App and web page records:
********************
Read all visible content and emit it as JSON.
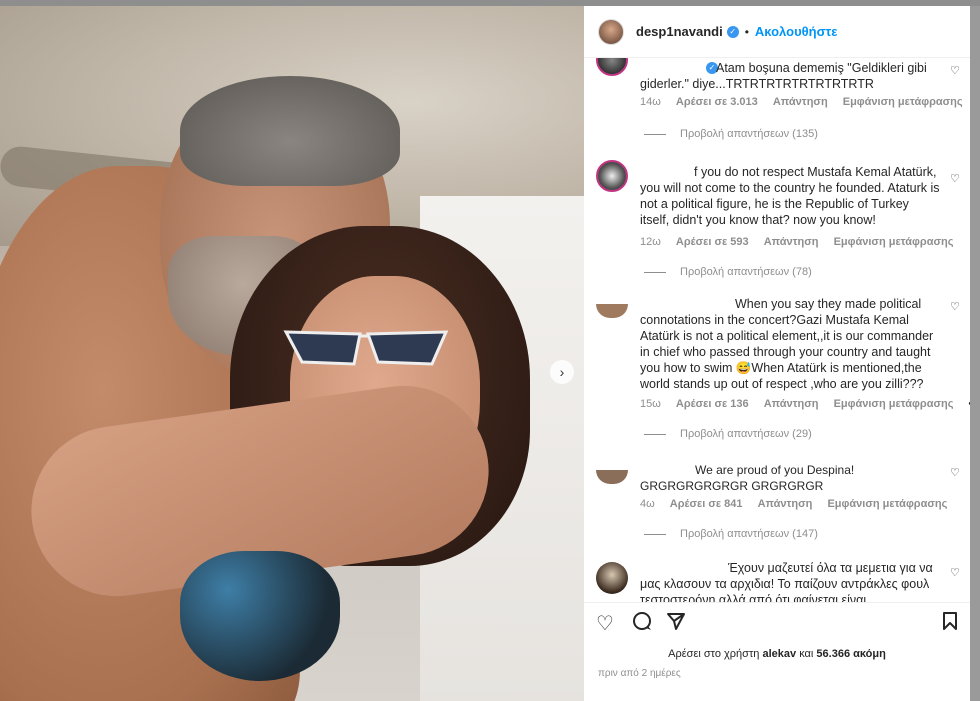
{
  "header": {
    "username": "desp1navandi",
    "follow_label": "Ακολουθήστε",
    "separator": "•"
  },
  "comments": [
    {
      "text": "Atam boşuna dememiş \"Geldikleri gibi giderler.\" diye...TRTRTRTRTRTRTRTRTR",
      "time": "14ω",
      "likes": "Αρέσει σε 3.013",
      "reply": "Απάντηση",
      "translate": "Εμφάνιση μετάφρασης",
      "view_replies": "Προβολή απαντήσεων (135)"
    },
    {
      "text": "f you do not respect Mustafa Kemal Atatürk, you will not come to the country he founded. Ataturk is not a political figure, he is the Republic of Turkey itself, didn't you know that? now you know!",
      "time": "12ω",
      "likes": "Αρέσει σε 593",
      "reply": "Απάντηση",
      "translate": "Εμφάνιση μετάφρασης",
      "view_replies": "Προβολή απαντήσεων (78)"
    },
    {
      "text": "When you say they made political connotations in the concert?Gazi Mustafa Kemal Atatürk is not a political element,,it is our commander in chief who passed through your country and taught you how to swim 😅When Atatürk is mentioned,the world stands up out of respect ,who are you zilli???",
      "time": "15ω",
      "likes": "Αρέσει σε 136",
      "reply": "Απάντηση",
      "translate": "Εμφάνιση μετάφρασης",
      "more": "•••",
      "view_replies": "Προβολή απαντήσεων (29)"
    },
    {
      "text": "We are proud of you Despina! GRGRGRGRGRGR GRGRGRGR",
      "time": "4ω",
      "likes": "Αρέσει σε 841",
      "reply": "Απάντηση",
      "translate": "Εμφάνιση μετάφρασης",
      "view_replies": "Προβολή απαντήσεων (147)"
    },
    {
      "text": "Έχουν μαζευτεί όλα τα μεμετια για να μας κλασουν τα αρχιδια! Το παίζουν αντράκλες φουλ τεστοστερόνη αλλά από ότι φαίνεται είναι"
    }
  ],
  "actions": {
    "like_icon": "heart-icon",
    "comment_icon": "comment-icon",
    "share_icon": "send-icon",
    "save_icon": "bookmark-icon"
  },
  "liked_by": {
    "prefix": "Αρέσει στο χρήστη",
    "user": "alekav",
    "conj": "και",
    "others": "56.366 ακόμη"
  },
  "timestamp": "πριν από 2 ημέρες",
  "colors": {
    "accent": "#0095f6",
    "verified": "#3897f0",
    "text": "#262626",
    "muted": "#8e8e8e"
  }
}
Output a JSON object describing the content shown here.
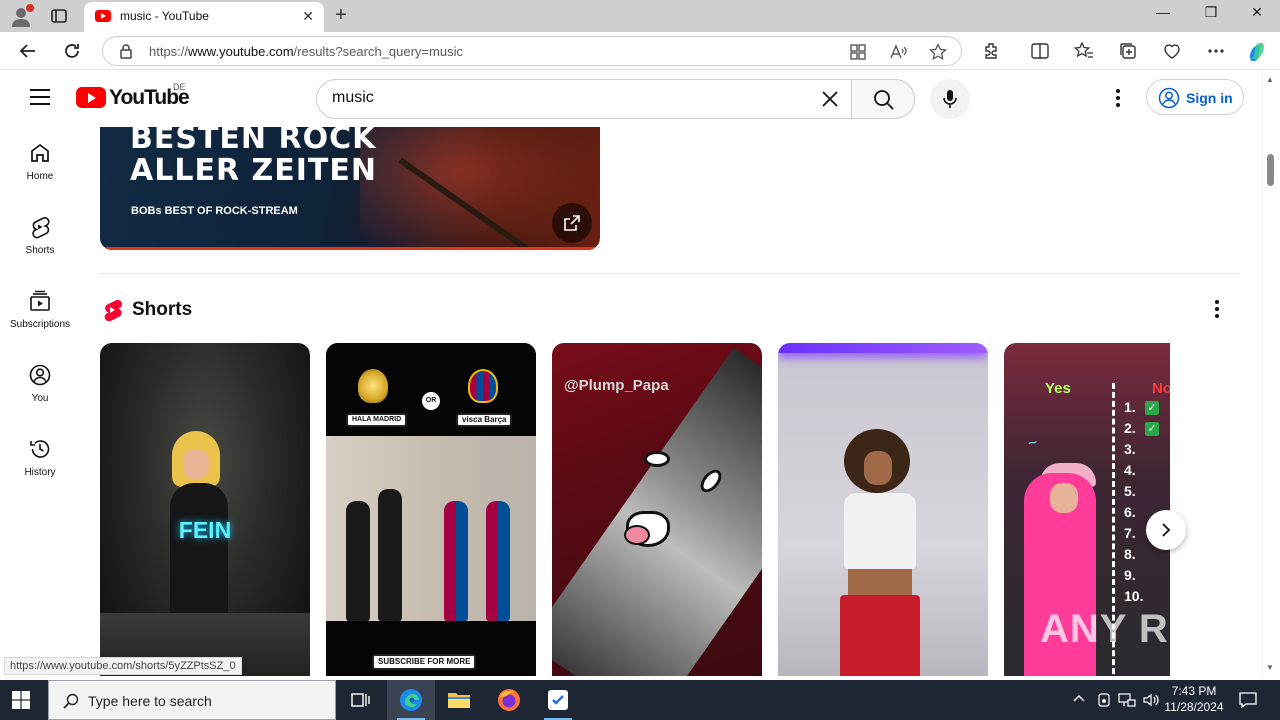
{
  "browser": {
    "tab_title": "music - YouTube",
    "url_prefix": "https://",
    "url_domain": "www.youtube.com",
    "url_path": "/results?search_query=music"
  },
  "youtube": {
    "logo_text": "YouTube",
    "country_code": "DE",
    "search_query": "music",
    "signin_label": "Sign in",
    "sidebar": [
      {
        "label": "Home",
        "icon": "home-icon"
      },
      {
        "label": "Shorts",
        "icon": "shorts-icon"
      },
      {
        "label": "Subscriptions",
        "icon": "subscriptions-icon"
      },
      {
        "label": "You",
        "icon": "you-icon"
      },
      {
        "label": "History",
        "icon": "history-icon"
      }
    ],
    "banner": {
      "line1": "BESTEN ROCK",
      "line2": "ALLER ZEITEN",
      "subtitle": "BOBs BEST OF ROCK-STREAM"
    },
    "shorts_section_title": "Shorts",
    "shorts": [
      {
        "overlay_text": "FEIN"
      },
      {
        "left_label": "HALA MADRID",
        "or_label": "OR",
        "right_label": "visca Barça",
        "bottom_label": "SUBSCRIBE FOR MORE"
      },
      {
        "overlay_text": "@Plump_Papa"
      },
      {
        "overlay_text": ""
      },
      {
        "yes_label": "Yes",
        "no_label": "No",
        "numbers": [
          "1.",
          "2.",
          "3.",
          "4.",
          "5.",
          "6.",
          "7.",
          "8.",
          "9.",
          "10."
        ]
      }
    ],
    "status_url": "https://www.youtube.com/shorts/5yZZPtsSZ_0",
    "watermark": "ANY RUN"
  },
  "taskbar": {
    "search_placeholder": "Type here to search",
    "time": "7:43 PM",
    "date": "11/28/2024"
  },
  "colors": {
    "youtube_red": "#ff0000",
    "link_blue": "#065fd4",
    "taskbar_bg": "#1f2633"
  }
}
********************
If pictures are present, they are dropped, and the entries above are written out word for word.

— Solved exercise —
Read all visible content and emit it as JSON.
{
  "header": {
    "username": "desp1navandi",
    "follow_label": "Ακολουθήστε",
    "separator": "•"
  },
  "comments": [
    {
      "text": "Atam boşuna dememiş \"Geldikleri gibi giderler.\" diye...TRTRTRTRTRTRTRTRTR",
      "time": "14ω",
      "likes": "Αρέσει σε 3.013",
      "reply": "Απάντηση",
      "translate": "Εμφάνιση μετάφρασης",
      "view_replies": "Προβολή απαντήσεων (135)"
    },
    {
      "text": "f you do not respect Mustafa Kemal Atatürk, you will not come to the country he founded. Ataturk is not a political figure, he is the Republic of Turkey itself, didn't you know that? now you know!",
      "time": "12ω",
      "likes": "Αρέσει σε 593",
      "reply": "Απάντηση",
      "translate": "Εμφάνιση μετάφρασης",
      "view_replies": "Προβολή απαντήσεων (78)"
    },
    {
      "text": "When you say they made political connotations in the concert?Gazi Mustafa Kemal Atatürk is not a political element,,it is our commander in chief who passed through your country and taught you how to swim 😅When Atatürk is mentioned,the world stands up out of respect ,who are you zilli???",
      "time": "15ω",
      "likes": "Αρέσει σε 136",
      "reply": "Απάντηση",
      "translate": "Εμφάνιση μετάφρασης",
      "more": "•••",
      "view_replies": "Προβολή απαντήσεων (29)"
    },
    {
      "text": "We are proud of you Despina! GRGRGRGRGRGR GRGRGRGR",
      "time": "4ω",
      "likes": "Αρέσει σε 841",
      "reply": "Απάντηση",
      "translate": "Εμφάνιση μετάφρασης",
      "view_replies": "Προβολή απαντήσεων (147)"
    },
    {
      "text": "Έχουν μαζευτεί όλα τα μεμετια για να μας κλασουν τα αρχιδια! Το παίζουν αντράκλες φουλ τεστοστερόνη αλλά από ότι φαίνεται είναι"
    }
  ],
  "actions": {
    "like_icon": "heart-icon",
    "comment_icon": "comment-icon",
    "share_icon": "send-icon",
    "save_icon": "bookmark-icon"
  },
  "liked_by": {
    "prefix": "Αρέσει στο χρήστη",
    "user": "alekav",
    "conj": "και",
    "others": "56.366 ακόμη"
  },
  "timestamp": "πριν από 2 ημέρες",
  "colors": {
    "accent": "#0095f6",
    "verified": "#3897f0",
    "text": "#262626",
    "muted": "#8e8e8e"
  }
}
Output a JSON object describing the content shown here.
{
  "browser": {
    "tab_title": "music - YouTube",
    "url_prefix": "https://",
    "url_domain": "www.youtube.com",
    "url_path": "/results?search_query=music"
  },
  "youtube": {
    "logo_text": "YouTube",
    "country_code": "DE",
    "search_query": "music",
    "signin_label": "Sign in",
    "sidebar": [
      {
        "label": "Home",
        "icon": "home-icon"
      },
      {
        "label": "Shorts",
        "icon": "shorts-icon"
      },
      {
        "label": "Subscriptions",
        "icon": "subscriptions-icon"
      },
      {
        "label": "You",
        "icon": "you-icon"
      },
      {
        "label": "History",
        "icon": "history-icon"
      }
    ],
    "banner": {
      "line1": "BESTEN ROCK",
      "line2": "ALLER ZEITEN",
      "subtitle": "BOBs BEST OF ROCK-STREAM"
    },
    "shorts_section_title": "Shorts",
    "shorts": [
      {
        "overlay_text": "FEIN"
      },
      {
        "left_label": "HALA MADRID",
        "or_label": "OR",
        "right_label": "visca Barça",
        "bottom_label": "SUBSCRIBE FOR MORE"
      },
      {
        "overlay_text": "@Plump_Papa"
      },
      {
        "overlay_text": ""
      },
      {
        "yes_label": "Yes",
        "no_label": "No",
        "numbers": [
          "1.",
          "2.",
          "3.",
          "4.",
          "5.",
          "6.",
          "7.",
          "8.",
          "9.",
          "10."
        ]
      }
    ],
    "status_url": "https://www.youtube.com/shorts/5yZZPtsSZ_0",
    "watermark": "ANY RUN"
  },
  "taskbar": {
    "search_placeholder": "Type here to search",
    "time": "7:43 PM",
    "date": "11/28/2024"
  },
  "colors": {
    "youtube_red": "#ff0000",
    "link_blue": "#065fd4",
    "taskbar_bg": "#1f2633"
  }
}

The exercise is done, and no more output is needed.